Transparency International launches Corruption in Sport initiative
Photo: Play the Game/Thomas Søndergaard
16.04.2015By Stine Alvad
Transparency International (TI) regularly publishes a ‘Global Corruption Report’ about a certain subject that they find to be of specific importance and relevant in the fight against corruption. The next Global Corruption Report by TI will focus on corruption in sport.
In the run up to the publication of this report, set for late this year, TI has opened a website as a “space for new analysis, commentary and recommendations by leading voices in the field of sports governance to strengthen transparency, accountability and participation,” writes TI.
Last week, the first content was released and it includes an interview with Play the Game’s international director, Jens Sejer Andersen, in which he explains his view on how sports corruption has gone from being something that was hardly ever talked about into being in the news daily. According to Andersen, this shift occurred around 2010 when FIFA awarded the 2018 and 2022 to Russia and Qatar respectively.
“By doing so FIFA alienated three very big bidding countries with huge international clout and a critical press: the US, Australia and the UK. This ensured that the landslide was moving,” Andersen says in the interview, in which he also repeats his call for more support for whistleblowers and investigative sports journalists. Read the interview here: Q&A with Jens Sejer Andersen: What made corruption a hot topic in sports
Governance practices have not kept pace
Among the other contributions to this initiative is also an article written by professor Roger Pielke Jr., in which he outlines the history of international sports organisations, a history that offers explanations to why transparency and accountability can be so difficult for international sports organisations to overcome.
According to Pielke, there is a historic reason for why good governance in sports organisations is so hard to come by.
“Sports organisations have come to ressemble corporations and other international institutions, but their governance practices, not only to address issues of corruption but beyond, have not kept pace,” writes Pielke.
“The vast amount of money flowing through these bodies, coupled with the financially significant decisions that they make, often at the highest level of politics and in the absence of best practices in place for government, creates settings amenable to corrupt practices.”
Read Roger Pielke Jr.s’ article here: Obstacles to accountabiblity in international sports organisations
Among the other contributions, available at this point in time, are an article in which professor at the IDHEAP, Jean-Loup Chappelet, presents a history of autonomy in sport, an article about match-fixing by sports law consultant Kevin Carpenter and an overview over mega-events and how they can often be characterized by ‘overpromise and under delivery’, by professor Mark Müller. Finally, Sylvia Schenk, TI Germany, presents the work already done by TI in the area of sports corruption.

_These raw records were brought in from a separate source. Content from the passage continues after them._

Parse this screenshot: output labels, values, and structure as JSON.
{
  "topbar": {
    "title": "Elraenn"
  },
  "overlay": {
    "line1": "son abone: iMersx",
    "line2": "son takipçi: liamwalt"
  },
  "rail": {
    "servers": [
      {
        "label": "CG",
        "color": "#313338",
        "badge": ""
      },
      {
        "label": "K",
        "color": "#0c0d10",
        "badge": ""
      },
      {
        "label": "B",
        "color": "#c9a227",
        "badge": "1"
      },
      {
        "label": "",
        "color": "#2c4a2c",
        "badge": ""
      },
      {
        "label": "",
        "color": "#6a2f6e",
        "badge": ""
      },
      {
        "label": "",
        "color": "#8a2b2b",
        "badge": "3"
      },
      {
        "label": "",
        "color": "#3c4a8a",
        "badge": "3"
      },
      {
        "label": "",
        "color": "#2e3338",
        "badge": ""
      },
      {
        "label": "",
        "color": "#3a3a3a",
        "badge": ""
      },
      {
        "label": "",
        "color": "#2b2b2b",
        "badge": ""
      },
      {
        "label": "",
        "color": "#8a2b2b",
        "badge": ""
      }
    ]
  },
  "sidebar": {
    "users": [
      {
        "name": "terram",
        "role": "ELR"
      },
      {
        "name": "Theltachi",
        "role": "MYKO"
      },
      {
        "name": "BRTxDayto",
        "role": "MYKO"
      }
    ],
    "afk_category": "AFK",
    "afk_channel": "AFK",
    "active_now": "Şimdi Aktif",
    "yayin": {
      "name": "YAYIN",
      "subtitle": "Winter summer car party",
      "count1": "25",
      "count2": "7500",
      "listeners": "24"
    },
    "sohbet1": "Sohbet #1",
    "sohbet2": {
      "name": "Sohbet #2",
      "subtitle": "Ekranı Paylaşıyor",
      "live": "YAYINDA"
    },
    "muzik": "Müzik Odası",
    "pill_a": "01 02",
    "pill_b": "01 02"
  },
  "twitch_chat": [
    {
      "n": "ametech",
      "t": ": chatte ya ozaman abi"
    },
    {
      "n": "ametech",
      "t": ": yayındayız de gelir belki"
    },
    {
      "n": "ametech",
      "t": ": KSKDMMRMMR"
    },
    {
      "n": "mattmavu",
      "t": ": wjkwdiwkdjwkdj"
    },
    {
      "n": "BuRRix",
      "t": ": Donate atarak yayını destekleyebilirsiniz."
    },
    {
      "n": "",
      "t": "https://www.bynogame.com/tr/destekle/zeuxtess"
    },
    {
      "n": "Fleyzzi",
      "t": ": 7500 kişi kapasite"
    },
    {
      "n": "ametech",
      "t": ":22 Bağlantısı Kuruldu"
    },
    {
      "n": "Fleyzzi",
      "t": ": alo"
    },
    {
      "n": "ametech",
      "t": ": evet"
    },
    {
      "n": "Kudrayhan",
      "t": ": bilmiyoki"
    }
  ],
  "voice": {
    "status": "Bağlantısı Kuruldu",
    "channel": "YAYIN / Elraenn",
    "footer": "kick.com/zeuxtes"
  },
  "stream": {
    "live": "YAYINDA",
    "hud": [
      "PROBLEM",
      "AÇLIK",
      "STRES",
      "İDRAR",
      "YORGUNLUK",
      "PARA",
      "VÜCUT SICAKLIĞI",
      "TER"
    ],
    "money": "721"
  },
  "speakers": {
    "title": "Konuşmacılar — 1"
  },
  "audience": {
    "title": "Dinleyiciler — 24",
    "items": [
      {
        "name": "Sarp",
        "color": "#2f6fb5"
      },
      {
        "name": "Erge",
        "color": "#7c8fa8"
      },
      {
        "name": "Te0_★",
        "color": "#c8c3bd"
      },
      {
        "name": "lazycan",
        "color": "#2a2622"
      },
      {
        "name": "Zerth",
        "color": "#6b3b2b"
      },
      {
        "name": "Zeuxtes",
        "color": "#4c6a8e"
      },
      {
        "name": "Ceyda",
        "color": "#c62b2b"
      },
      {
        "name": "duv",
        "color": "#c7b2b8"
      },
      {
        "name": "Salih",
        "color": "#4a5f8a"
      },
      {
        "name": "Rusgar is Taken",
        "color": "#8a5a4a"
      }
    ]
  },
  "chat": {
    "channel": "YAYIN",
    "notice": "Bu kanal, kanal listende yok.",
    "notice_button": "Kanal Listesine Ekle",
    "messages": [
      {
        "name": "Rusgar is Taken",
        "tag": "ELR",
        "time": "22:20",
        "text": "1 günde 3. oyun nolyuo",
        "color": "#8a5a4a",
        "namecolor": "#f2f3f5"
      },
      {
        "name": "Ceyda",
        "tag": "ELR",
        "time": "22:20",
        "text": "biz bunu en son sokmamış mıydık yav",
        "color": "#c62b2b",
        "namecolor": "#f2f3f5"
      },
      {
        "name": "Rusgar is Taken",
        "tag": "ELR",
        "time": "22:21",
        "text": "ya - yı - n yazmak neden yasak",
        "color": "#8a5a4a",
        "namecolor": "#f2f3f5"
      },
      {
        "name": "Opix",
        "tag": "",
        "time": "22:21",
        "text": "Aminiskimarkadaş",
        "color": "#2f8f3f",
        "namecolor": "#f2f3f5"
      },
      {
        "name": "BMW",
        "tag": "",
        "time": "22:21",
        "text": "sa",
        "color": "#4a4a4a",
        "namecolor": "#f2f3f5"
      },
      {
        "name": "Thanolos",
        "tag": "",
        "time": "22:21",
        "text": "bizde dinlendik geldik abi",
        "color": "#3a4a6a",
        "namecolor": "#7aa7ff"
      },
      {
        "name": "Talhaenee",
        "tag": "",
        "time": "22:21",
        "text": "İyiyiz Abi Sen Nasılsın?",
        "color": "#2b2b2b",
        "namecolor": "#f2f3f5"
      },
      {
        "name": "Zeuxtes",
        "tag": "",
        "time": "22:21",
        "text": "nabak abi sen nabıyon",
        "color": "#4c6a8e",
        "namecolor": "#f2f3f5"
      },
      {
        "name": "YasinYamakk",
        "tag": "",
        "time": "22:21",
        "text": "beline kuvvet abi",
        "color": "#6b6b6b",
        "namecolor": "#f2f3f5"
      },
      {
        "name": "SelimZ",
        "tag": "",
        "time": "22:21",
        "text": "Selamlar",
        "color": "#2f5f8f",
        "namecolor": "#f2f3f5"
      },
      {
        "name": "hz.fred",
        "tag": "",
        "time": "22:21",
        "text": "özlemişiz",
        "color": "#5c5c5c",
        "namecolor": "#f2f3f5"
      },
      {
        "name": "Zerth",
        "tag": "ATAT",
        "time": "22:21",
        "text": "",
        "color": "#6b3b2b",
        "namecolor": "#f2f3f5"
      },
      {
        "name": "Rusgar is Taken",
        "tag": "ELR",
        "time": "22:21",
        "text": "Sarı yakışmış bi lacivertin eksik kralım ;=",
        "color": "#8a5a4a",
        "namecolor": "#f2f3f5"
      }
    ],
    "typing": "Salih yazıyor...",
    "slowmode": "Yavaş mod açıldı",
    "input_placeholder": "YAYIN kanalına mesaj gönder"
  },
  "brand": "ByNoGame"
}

The Corruption in Sports initiative will continue to present new analyses, commentaries and articles in six different subjects:
- Major events
- Grassroots sport
- US collegiate sport
- The role of participants – within and beyond the sports family
There will also be a line of blog posts to be rolled out over the coming months.
- Transparency International’s Corruption in sport Initiative